(Collected data)
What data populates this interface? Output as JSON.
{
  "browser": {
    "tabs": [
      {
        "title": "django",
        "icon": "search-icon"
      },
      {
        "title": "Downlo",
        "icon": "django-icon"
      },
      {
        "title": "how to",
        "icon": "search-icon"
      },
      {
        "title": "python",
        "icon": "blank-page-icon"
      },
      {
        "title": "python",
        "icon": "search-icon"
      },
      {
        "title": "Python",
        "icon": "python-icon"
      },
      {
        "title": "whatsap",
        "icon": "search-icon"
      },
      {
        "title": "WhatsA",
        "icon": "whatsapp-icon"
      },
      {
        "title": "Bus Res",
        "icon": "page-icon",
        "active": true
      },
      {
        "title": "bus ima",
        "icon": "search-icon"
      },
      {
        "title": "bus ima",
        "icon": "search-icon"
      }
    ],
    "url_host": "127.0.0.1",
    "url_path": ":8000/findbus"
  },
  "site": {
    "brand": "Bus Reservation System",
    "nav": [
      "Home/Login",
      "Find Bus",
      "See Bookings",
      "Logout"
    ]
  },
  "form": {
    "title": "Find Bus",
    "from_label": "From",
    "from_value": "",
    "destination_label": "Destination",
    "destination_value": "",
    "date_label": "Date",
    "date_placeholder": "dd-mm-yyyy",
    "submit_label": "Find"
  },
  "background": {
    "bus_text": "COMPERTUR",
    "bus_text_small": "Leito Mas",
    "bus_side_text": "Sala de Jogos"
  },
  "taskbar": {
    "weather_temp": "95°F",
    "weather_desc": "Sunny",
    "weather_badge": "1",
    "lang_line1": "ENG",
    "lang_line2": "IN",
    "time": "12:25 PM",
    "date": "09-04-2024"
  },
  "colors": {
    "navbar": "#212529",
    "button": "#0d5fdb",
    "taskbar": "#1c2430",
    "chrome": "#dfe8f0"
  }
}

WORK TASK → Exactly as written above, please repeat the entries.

RESPONSE →
What data populates this interface? Output as JSON.
{
  "browser": {
    "tabs": [
      {
        "title": "django",
        "icon": "search-icon"
      },
      {
        "title": "Downlo",
        "icon": "django-icon"
      },
      {
        "title": "how to",
        "icon": "search-icon"
      },
      {
        "title": "python",
        "icon": "blank-page-icon"
      },
      {
        "title": "python",
        "icon": "search-icon"
      },
      {
        "title": "Python",
        "icon": "python-icon"
      },
      {
        "title": "whatsap",
        "icon": "search-icon"
      },
      {
        "title": "WhatsA",
        "icon": "whatsapp-icon"
      },
      {
        "title": "Bus Res",
        "icon": "page-icon",
        "active": true
      },
      {
        "title": "bus ima",
        "icon": "search-icon"
      },
      {
        "title": "bus ima",
        "icon": "search-icon"
      }
    ],
    "url_host": "127.0.0.1",
    "url_path": ":8000/findbus"
  },
  "site": {
    "brand": "Bus Reservation System",
    "nav": [
      "Home/Login",
      "Find Bus",
      "See Bookings",
      "Logout"
    ]
  },
  "form": {
    "title": "Find Bus",
    "from_label": "From",
    "from_value": "",
    "destination_label": "Destination",
    "destination_value": "",
    "date_label": "Date",
    "date_placeholder": "dd-mm-yyyy",
    "submit_label": "Find"
  },
  "background": {
    "bus_text": "COMPERTUR",
    "bus_text_small": "Leito Mas",
    "bus_side_text": "Sala de Jogos"
  },
  "taskbar": {
    "weather_temp": "95°F",
    "weather_desc": "Sunny",
    "weather_badge": "1",
    "lang_line1": "ENG",
    "lang_line2": "IN",
    "time": "12:25 PM",
    "date": "09-04-2024"
  },
  "colors": {
    "navbar": "#212529",
    "button": "#0d5fdb",
    "taskbar": "#1c2430",
    "chrome": "#dfe8f0"
  }
}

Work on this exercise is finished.